Road builders and transport companies want a constitutional amendment so government transportation dollars don't get spent on other things. Referendums in 54 counties indicate the public may feel the same way.
In the past, both Democrats and Republicans have dipped into the state transportation fund for other expenses. It's one of the state's largest segregated funds and, in the words of Thom Ciske, it's become a "piggy bank" when the state is short of money. Ciske is with the Fox Cities Chamber of Commerce. He says that without an explicit "Hands-Off!" policy written into the state constitution, transportation dollars will continue to be siphoned off, especially if the pot of money were to get bigger from an increase in the gas tax. A transit commission recently made that controversial recommendation. Craig Thompson from the Transportation Development Association says increases would be easier to swallow if all the money went for its intended purpose.
"I do hear a fair amount of push back, that there is cynicism about where our dollars - that we pay in for our registration fees and gas tax - are going: whether they're going for transportation purposes or not."
A Dane County man bicycled 13 miles in the cold to attend the hearing. Hans Noelner of Oregon wasn't necessarily against constitutional protection for the state's transportation fund.
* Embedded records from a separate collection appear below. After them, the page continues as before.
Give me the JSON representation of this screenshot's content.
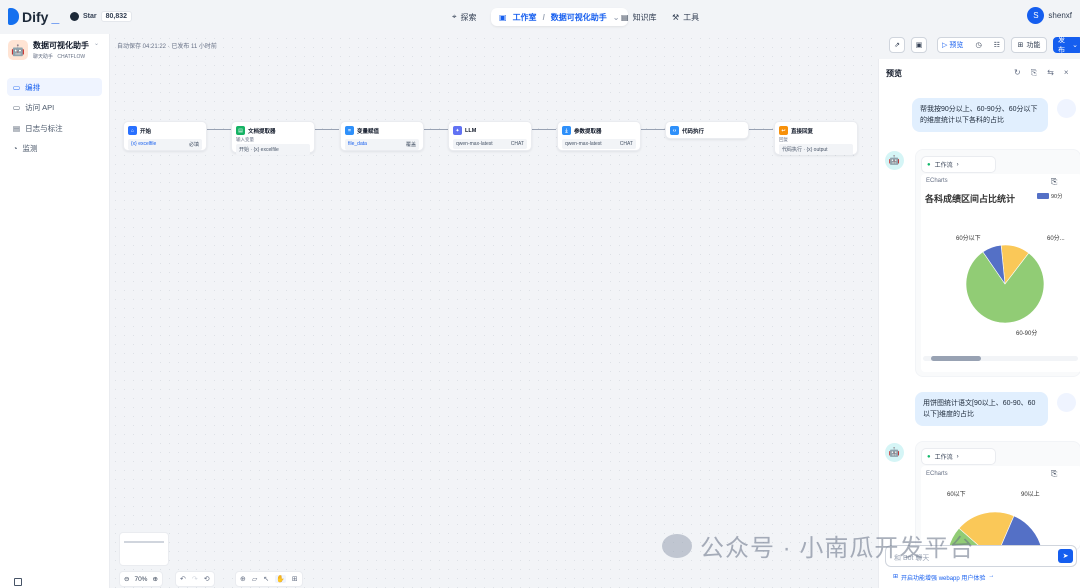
{
  "topbar": {
    "brand": "Dify",
    "star_label": "Star",
    "star_count": "80,832",
    "nav": [
      {
        "label": "探索",
        "icon": "compass-icon"
      },
      {
        "label": "工作室",
        "icon": "grid-icon"
      },
      {
        "label": "数据可视化助手",
        "icon": "chevron-down-icon"
      },
      {
        "label": "知识库",
        "icon": "book-icon"
      },
      {
        "label": "工具",
        "icon": "tool-icon"
      }
    ],
    "user_initial": "S",
    "user_name": "shenxf"
  },
  "sidebar": {
    "app_name": "数据可视化助手",
    "app_type": "聊天助手",
    "app_mode": "CHATFLOW",
    "items": [
      {
        "label": "编排",
        "icon": "layout-icon"
      },
      {
        "label": "访问 API",
        "icon": "terminal-icon"
      },
      {
        "label": "日志与标注",
        "icon": "file-text-icon"
      },
      {
        "label": "监测",
        "icon": "gauge-icon"
      }
    ]
  },
  "canvas": {
    "autosave": "自动保存 04:21:22 · 已发布 11 小时前",
    "zoom": "70%",
    "nodes": [
      {
        "title": "开始",
        "color": "#2970ff",
        "row": "{x} excelfile",
        "tag": "必填"
      },
      {
        "title": "文档提取器",
        "color": "#16b364",
        "sub": "输入变量",
        "row": "开始 · {x} excelfile",
        "tag": ""
      },
      {
        "title": "变量赋值",
        "color": "#2e90fa",
        "row": "file_data",
        "tag": "覆盖"
      },
      {
        "title": "LLM",
        "color": "#6172f3",
        "row": "qwen-max-latest",
        "tag": "CHAT"
      },
      {
        "title": "参数提取器",
        "color": "#2e90fa",
        "row": "qwen-max-latest",
        "tag": "CHAT"
      },
      {
        "title": "代码执行",
        "color": "#2e90fa",
        "row": "",
        "tag": ""
      },
      {
        "title": "直接回复",
        "color": "#f79009",
        "sub": "回复",
        "row": "代码执行 · {x} output",
        "tag": ""
      }
    ]
  },
  "toolbar": {
    "preview_label": "预览",
    "features_label": "功能",
    "publish_label": "发布"
  },
  "preview": {
    "title": "预览",
    "messages": [
      {
        "role": "user",
        "text": "帮我按90分以上、60-90分、60分以下的维度统计以下各科的占比"
      },
      {
        "role": "bot",
        "workflow_label": "工作流",
        "chart_label": "ECharts",
        "chart_title": "各科成绩区间占比统计",
        "legend_label": "90分..."
      },
      {
        "role": "user",
        "text": "用饼图统计语文[90以上、60-90、60以下]维度的占比"
      },
      {
        "role": "bot",
        "workflow_label": "工作流",
        "chart_label": "ECharts"
      }
    ],
    "input_placeholder": "和 Bot 聊天",
    "footer_note": "开启功能增强 webapp 用户体验"
  },
  "chart_data": [
    {
      "type": "pie",
      "title": "各科成绩区间占比统计",
      "legend": [
        "90分..."
      ],
      "labels": [
        "60分以下",
        "60-90分",
        "60分..."
      ],
      "values": [
        12,
        80,
        8
      ],
      "colors": [
        "#fac858",
        "#91cc75",
        "#5470c6"
      ]
    },
    {
      "type": "pie",
      "title": "",
      "labels": [
        "60以下",
        "90以上"
      ],
      "values": [
        20,
        15,
        65
      ],
      "colors": [
        "#fac858",
        "#5470c6",
        "#91cc75"
      ]
    }
  ],
  "watermark": "公众号 · 小南瓜开发平台"
}
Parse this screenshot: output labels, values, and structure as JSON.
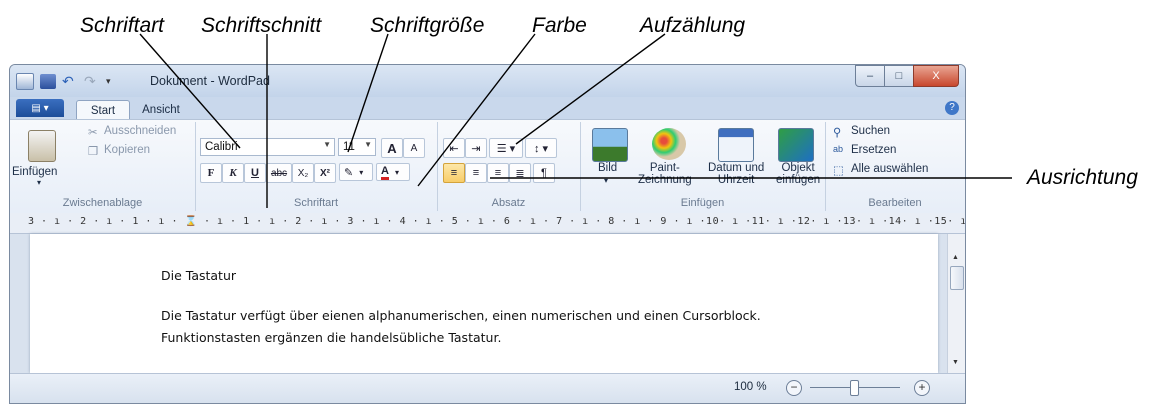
{
  "callouts": {
    "font": "Schriftart",
    "style": "Schriftschnitt",
    "size": "Schriftgröße",
    "color": "Farbe",
    "list": "Aufzählung",
    "align": "Ausrichtung"
  },
  "window": {
    "title": "Dokument - WordPad",
    "controls": {
      "minimize": "–",
      "maximize": "□",
      "close": "X"
    }
  },
  "tabs": {
    "app_menu": "▤ ▾",
    "start": "Start",
    "view": "Ansicht",
    "help": "?"
  },
  "clipboard": {
    "paste": "Einfügen",
    "cut": "Ausschneiden",
    "copy": "Kopieren",
    "label": "Zwischenablage"
  },
  "font_group": {
    "font_name": "Calibri",
    "font_size": "11",
    "grow": "A",
    "shrink": "A",
    "bold": "F",
    "italic": "K",
    "underline": "U",
    "strike": "abc",
    "subscript": "X₂",
    "superscript": "X²",
    "highlight": "✎",
    "color": "A",
    "label": "Schriftart"
  },
  "paragraph": {
    "label": "Absatz"
  },
  "insert": {
    "picture": "Bild",
    "paint": "Paint-\nZeichnung",
    "paint_l1": "Paint-",
    "paint_l2": "Zeichnung",
    "date_l1": "Datum und",
    "date_l2": "Uhrzeit",
    "object_l1": "Objekt",
    "object_l2": "einfügen",
    "label": "Einfügen"
  },
  "editing": {
    "find": "Suchen",
    "replace": "Ersetzen",
    "select_all": "Alle auswählen",
    "label": "Bearbeiten"
  },
  "ruler": "3 · ı · 2 · ı · 1 · ı · ⌛ · ı · 1 · ı · 2 · ı · 3 · ı · 4 · ı · 5 · ı · 6 · ı · 7 · ı · 8 · ı · 9 · ı ·10· ı ·11· ı ·12· ı ·13· ı ·14· ı ·15· ı ·16· ı ·17· ı ·18·",
  "document": {
    "heading": "Die Tastatur",
    "line1": "Die Tastatur verfügt über eienen alphanumerischen, einen numerischen und einen Cursorblock.",
    "line2": "Funktionstasten ergänzen die handelsübliche Tastatur."
  },
  "status": {
    "zoom": "100 %",
    "zoom_out": "−",
    "zoom_in": "+"
  },
  "colors": {
    "accent_blue": "#1d4d99",
    "selected_orange": "#f8cd69",
    "font_color_red": "#d42020"
  }
}
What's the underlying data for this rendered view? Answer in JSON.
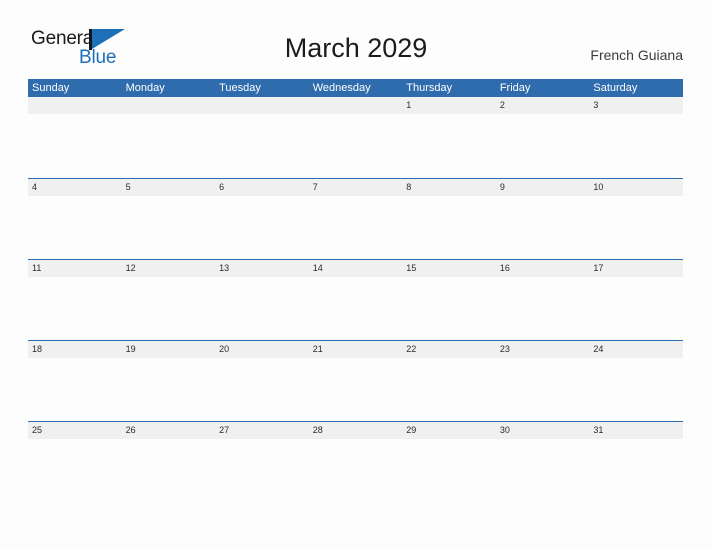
{
  "brand": {
    "name_part_1": "General",
    "name_part_2": "Blue",
    "flag_icon": "triangle-flag-icon",
    "accent_color": "#1d70b8"
  },
  "header": {
    "title": "March 2029",
    "locale": "French Guiana"
  },
  "calendar": {
    "header_color": "#2e6cad",
    "band_color": "#f0f0f0",
    "weekdays": [
      "Sunday",
      "Monday",
      "Tuesday",
      "Wednesday",
      "Thursday",
      "Friday",
      "Saturday"
    ],
    "weeks": [
      [
        "",
        "",
        "",
        "",
        "1",
        "2",
        "3"
      ],
      [
        "4",
        "5",
        "6",
        "7",
        "8",
        "9",
        "10"
      ],
      [
        "11",
        "12",
        "13",
        "14",
        "15",
        "16",
        "17"
      ],
      [
        "18",
        "19",
        "20",
        "21",
        "22",
        "23",
        "24"
      ],
      [
        "25",
        "26",
        "27",
        "28",
        "29",
        "30",
        "31"
      ]
    ]
  }
}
What bothers him is the emphasis on highway projects: "Ladies and gentlemen, we have far more important things to worry about than raids on a bloated and unsustainable highway fund."
A constitutional change is a long complicated process; supporters are a third of the way there: the legislature aproved it once but needs to again before the public could have its say at the ballot box in 2014.